═══ Data to use ═══
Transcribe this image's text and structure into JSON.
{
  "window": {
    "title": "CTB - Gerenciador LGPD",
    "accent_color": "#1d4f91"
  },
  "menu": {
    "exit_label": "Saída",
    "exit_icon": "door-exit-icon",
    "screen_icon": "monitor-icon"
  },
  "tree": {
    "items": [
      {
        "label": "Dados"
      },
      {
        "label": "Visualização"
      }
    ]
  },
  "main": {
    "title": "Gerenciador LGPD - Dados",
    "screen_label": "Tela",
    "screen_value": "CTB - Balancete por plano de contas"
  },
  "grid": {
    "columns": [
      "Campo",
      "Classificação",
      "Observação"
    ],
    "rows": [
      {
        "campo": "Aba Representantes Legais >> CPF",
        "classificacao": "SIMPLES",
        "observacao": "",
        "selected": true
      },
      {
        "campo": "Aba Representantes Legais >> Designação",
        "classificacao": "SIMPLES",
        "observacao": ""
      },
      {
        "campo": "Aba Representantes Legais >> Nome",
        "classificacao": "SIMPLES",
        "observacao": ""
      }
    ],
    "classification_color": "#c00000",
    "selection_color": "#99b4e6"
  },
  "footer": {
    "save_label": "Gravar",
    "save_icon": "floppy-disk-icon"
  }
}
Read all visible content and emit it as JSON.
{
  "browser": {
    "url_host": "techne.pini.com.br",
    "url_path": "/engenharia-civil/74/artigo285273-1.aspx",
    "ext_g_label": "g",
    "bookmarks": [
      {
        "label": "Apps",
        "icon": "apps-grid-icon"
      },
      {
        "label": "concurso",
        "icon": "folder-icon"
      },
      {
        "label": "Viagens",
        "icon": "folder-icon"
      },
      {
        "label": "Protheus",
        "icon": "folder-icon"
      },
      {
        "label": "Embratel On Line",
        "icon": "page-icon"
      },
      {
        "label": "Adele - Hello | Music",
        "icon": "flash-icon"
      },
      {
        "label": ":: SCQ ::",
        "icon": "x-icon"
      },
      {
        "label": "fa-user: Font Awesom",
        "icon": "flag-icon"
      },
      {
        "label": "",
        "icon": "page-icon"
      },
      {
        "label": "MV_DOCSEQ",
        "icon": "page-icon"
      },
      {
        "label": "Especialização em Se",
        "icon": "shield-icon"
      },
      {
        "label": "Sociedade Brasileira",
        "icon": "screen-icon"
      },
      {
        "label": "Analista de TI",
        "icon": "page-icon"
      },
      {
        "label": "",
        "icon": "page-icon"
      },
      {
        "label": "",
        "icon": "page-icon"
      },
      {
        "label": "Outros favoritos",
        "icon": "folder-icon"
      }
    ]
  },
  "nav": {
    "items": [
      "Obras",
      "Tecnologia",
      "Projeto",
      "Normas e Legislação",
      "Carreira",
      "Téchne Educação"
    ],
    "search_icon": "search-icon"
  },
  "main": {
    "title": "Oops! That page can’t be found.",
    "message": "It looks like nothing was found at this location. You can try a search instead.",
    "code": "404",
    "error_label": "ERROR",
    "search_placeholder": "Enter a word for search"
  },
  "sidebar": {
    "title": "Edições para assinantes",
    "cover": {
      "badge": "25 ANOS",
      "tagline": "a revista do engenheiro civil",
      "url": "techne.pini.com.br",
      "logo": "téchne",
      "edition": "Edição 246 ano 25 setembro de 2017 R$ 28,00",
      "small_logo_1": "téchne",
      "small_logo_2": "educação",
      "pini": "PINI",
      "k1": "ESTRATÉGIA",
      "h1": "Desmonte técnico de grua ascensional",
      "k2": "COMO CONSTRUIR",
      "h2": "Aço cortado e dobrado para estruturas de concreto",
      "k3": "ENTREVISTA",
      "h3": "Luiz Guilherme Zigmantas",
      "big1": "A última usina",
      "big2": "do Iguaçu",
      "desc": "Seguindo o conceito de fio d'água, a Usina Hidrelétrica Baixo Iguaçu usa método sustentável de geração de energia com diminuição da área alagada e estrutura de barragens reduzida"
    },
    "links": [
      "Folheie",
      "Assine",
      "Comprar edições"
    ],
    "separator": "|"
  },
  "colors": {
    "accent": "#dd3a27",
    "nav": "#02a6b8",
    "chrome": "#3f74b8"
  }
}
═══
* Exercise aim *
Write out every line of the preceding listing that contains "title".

* Expected answer *
    "title": "CTB - Gerenciador LGPD",
    "title": "Gerenciador LGPD - Dados",
    "title": "Oops! That page can’t be found.",
    "title": "Edições para assinantes",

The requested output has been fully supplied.